Go to the local hardware store and buy some of the strongest tensile strength zip ties you can find. And then put a good quality drill bit large enough to drill holes that the zip ties will fit through. Put several zip ties and the bit in your bag or whereever on the bike (heck zip tie them to the bottom of the frame). If your belt snaps, use the drill bit and drill several holes in each end of the broken belt and then use the zip ties to pull the belt back together (obviously while it is on the pulleys). About three zip ties side by side across the belt should do. Then ride very carefully home or to wherever you want to buy a new belt. Be careful not to put a lot of power on it, ease it thorugh the gears and just take your time.

tim4hire
24th February 2006, 07:34
Shu! That tip is awsome! :clap :clap :clap

we need a sticky only great tips and how too section with no comments allowed. Editted by Mods only of course:shhhh

opiewontaylor
24th February 2006, 09:46
I put this in another belt thread a while ago, but I'll post it here too.

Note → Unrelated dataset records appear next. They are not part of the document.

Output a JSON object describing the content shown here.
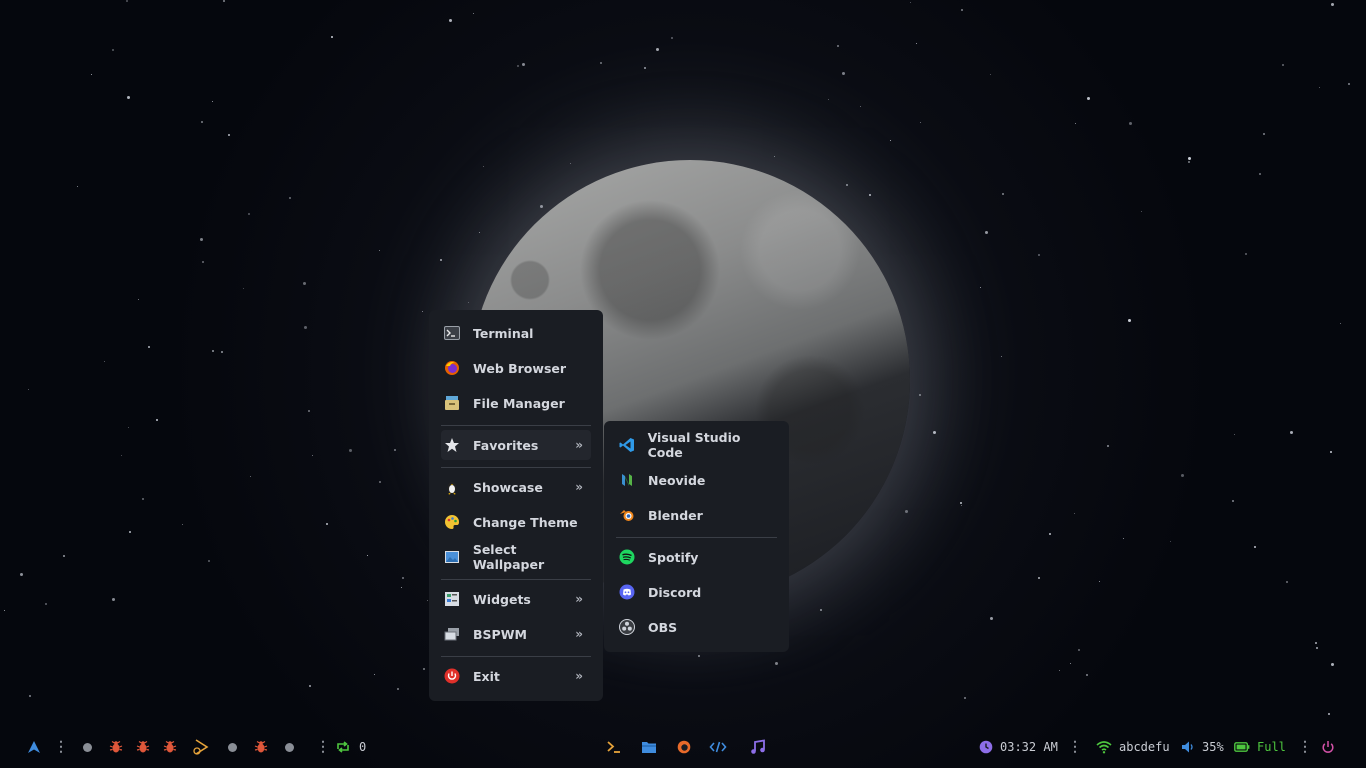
{
  "menu": {
    "items": [
      {
        "label": "Terminal",
        "icon": "terminal-icon"
      },
      {
        "label": "Web Browser",
        "icon": "firefox-icon"
      },
      {
        "label": "File Manager",
        "icon": "file-manager-icon"
      },
      {
        "label": "Favorites",
        "icon": "star-icon",
        "submenu": true
      },
      {
        "label": "Showcase",
        "icon": "linux-penguin-icon",
        "submenu": true
      },
      {
        "label": "Change Theme",
        "icon": "palette-icon"
      },
      {
        "label": "Select Wallpaper",
        "icon": "wallpaper-icon"
      },
      {
        "label": "Widgets",
        "icon": "widgets-icon",
        "submenu": true
      },
      {
        "label": "BSPWM",
        "icon": "bspwm-icon",
        "submenu": true
      },
      {
        "label": "Exit",
        "icon": "power-icon",
        "submenu": true
      }
    ],
    "submenu_arrow": "»"
  },
  "favorites": {
    "items": [
      {
        "label": "Visual Studio Code",
        "icon": "vscode-icon"
      },
      {
        "label": "Neovide",
        "icon": "neovide-icon"
      },
      {
        "label": "Blender",
        "icon": "blender-icon"
      },
      {
        "label": "Spotify",
        "icon": "spotify-icon"
      },
      {
        "label": "Discord",
        "icon": "discord-icon"
      },
      {
        "label": "OBS",
        "icon": "obs-icon"
      }
    ]
  },
  "bar": {
    "updates_count": "0",
    "clock": "03:32 AM",
    "wifi_name": "abcdefu",
    "volume": "35%",
    "battery": "Full"
  },
  "colors": {
    "menu_bg": "#1a1d23",
    "accent_blue": "#4c8ddb",
    "workspace_red": "#e0573a",
    "green": "#4ec63f",
    "purple": "#8d6ee8",
    "orange": "#e6a33a",
    "power_pink": "#d452a8"
  }
}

If you break your chain on the side of the road, you are just as equally stranded
No, you're not. Having done roadside repair on chain driven bikes, using my Motion Pro chainbreaker and a master link, I will have to disagree. Not to mention that a master link is a permanent fix, and infinitely superior to a zip tie.

Fackler Rebel
24th February 2006, 13:48
Hey y'all:

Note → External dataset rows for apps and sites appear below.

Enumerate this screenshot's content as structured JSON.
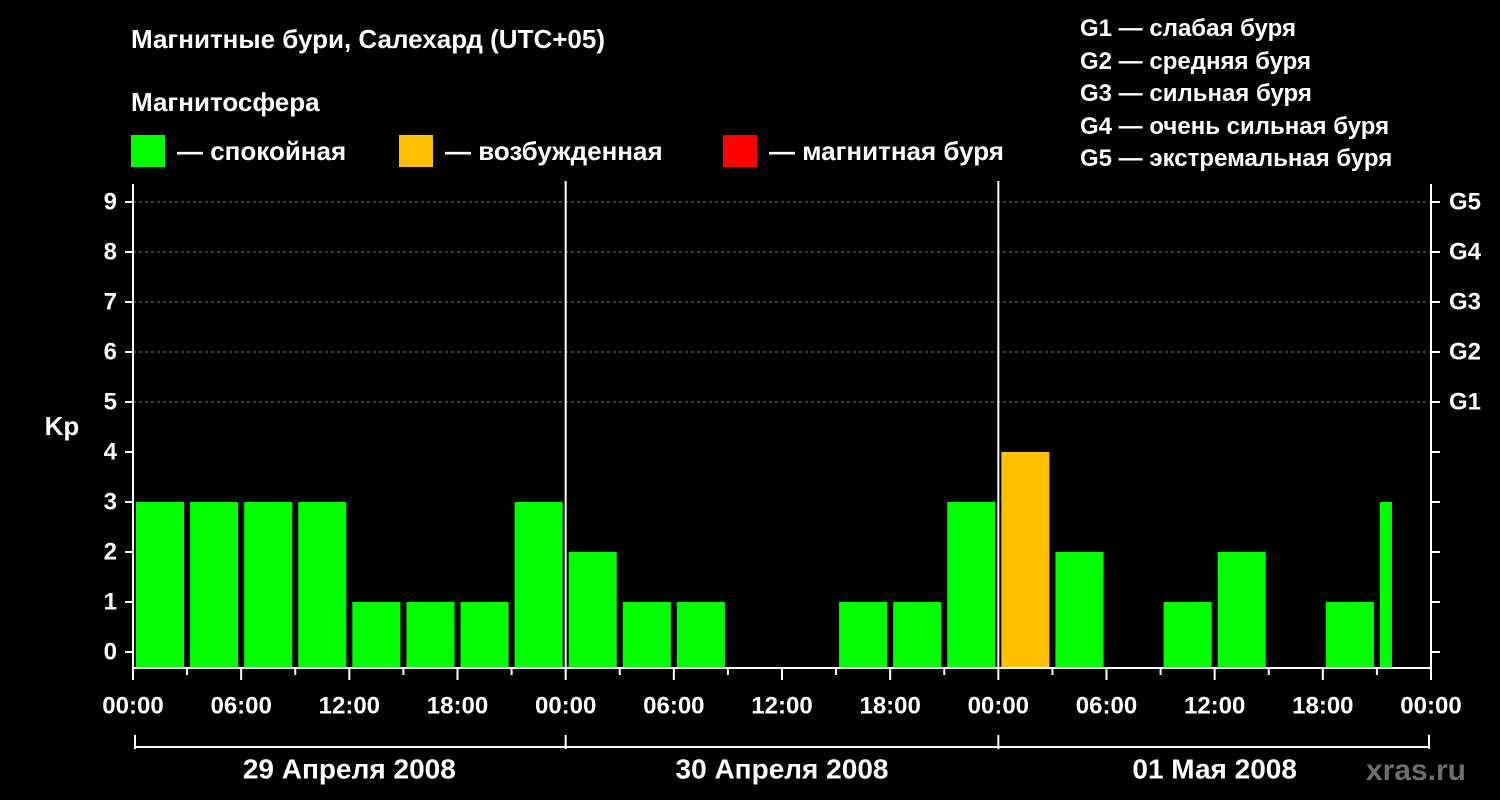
{
  "header": {
    "title": "Магнитные бури, Салехард (UTC+05)",
    "subtitle": "Магнитосфера"
  },
  "legend": [
    {
      "label": "— спокойная",
      "color": "#00ff00"
    },
    {
      "label": "— возбужденная",
      "color": "#ffc000"
    },
    {
      "label": "— магнитная буря",
      "color": "#ff0000"
    }
  ],
  "g_legend": [
    "G1 — слабая буря",
    "G2 — средняя буря",
    "G3 — сильная буря",
    "G4 — очень сильная буря",
    "G5 — экстремальная буря"
  ],
  "watermark": "xras.ru",
  "chart_data": {
    "type": "bar",
    "ylabel": "Kp",
    "ylim": [
      0,
      9
    ],
    "yticks": [
      "0",
      "1",
      "2",
      "3",
      "4",
      "5",
      "6",
      "7",
      "8",
      "9"
    ],
    "right_ticks": [
      {
        "kp": 5,
        "label": "G1"
      },
      {
        "kp": 6,
        "label": "G2"
      },
      {
        "kp": 7,
        "label": "G3"
      },
      {
        "kp": 8,
        "label": "G4"
      },
      {
        "kp": 9,
        "label": "G5"
      }
    ],
    "x_range_hours": [
      0,
      72
    ],
    "xtick_labels": [
      "00:00",
      "06:00",
      "12:00",
      "18:00",
      "00:00",
      "06:00",
      "12:00",
      "18:00",
      "00:00",
      "06:00",
      "12:00",
      "18:00",
      "00:00"
    ],
    "days": [
      "29 Апреля 2008",
      "30 Апреля 2008",
      "01 Мая 2008"
    ],
    "bar_start_hours": [
      0,
      3,
      6,
      9,
      12,
      15,
      18,
      21,
      24,
      27,
      30,
      33,
      36,
      39,
      42,
      45,
      48,
      51,
      54,
      57,
      60,
      63,
      66,
      69
    ],
    "values": [
      3,
      3,
      3,
      3,
      1,
      1,
      1,
      3,
      2,
      1,
      1,
      0,
      0,
      1,
      1,
      3,
      4,
      2,
      0,
      1,
      2,
      0,
      1,
      3
    ],
    "last_bar_partial_hours": 1,
    "colors": {
      "quiet": "#00ff00",
      "active": "#ffc000",
      "storm": "#ff0000",
      "grid": "#777777"
    }
  }
}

My two cents. Rode Jap bikes all my life, everywhere from a 65CC 67 Honda to a KZ900, that would honk! FINALLY GOT ME A HARLEY, don't want to hear any of that sissy bike crap either. Dealer didn't tighten battery bolts at the 7,500 mile or 10,000 mile service. 3 days after the 10,000 service, on the way to work, positive bolt finally vibrated free, fell out, bounced off starter motor and got sucked into drive belt at 40 miles per hour. Long drawn out discussion with the local HD people here and are they full of ssshEPPT! Plus, since I got mine from a dealer in Ames, no introductory time at the dealership, I asked those bandits in HoT Springs if the belt was too tight. Anyway, all I here is if taken care of, and you don't have a battery bolt problem, that belt should go at least 50,000.

Ride To Live and Live to Ride

Reb

Shu
24th February 2006, 15:41
No, you're not. Having done roadside repair on chain driven bikes, using my Motion Pro chainbreaker and a master link, I will have to disagree. Not to mention that a master link is a permanent fix, and infinitely superior to a zip tie.

My point was that if you do not have any repair equipment with you. Also to point out that while most are aware they can buy a roadside repair kit for a chain drive, they are typically not aware of how easy and inexpensive it is to carry something to fix (temporarily) a belt drive.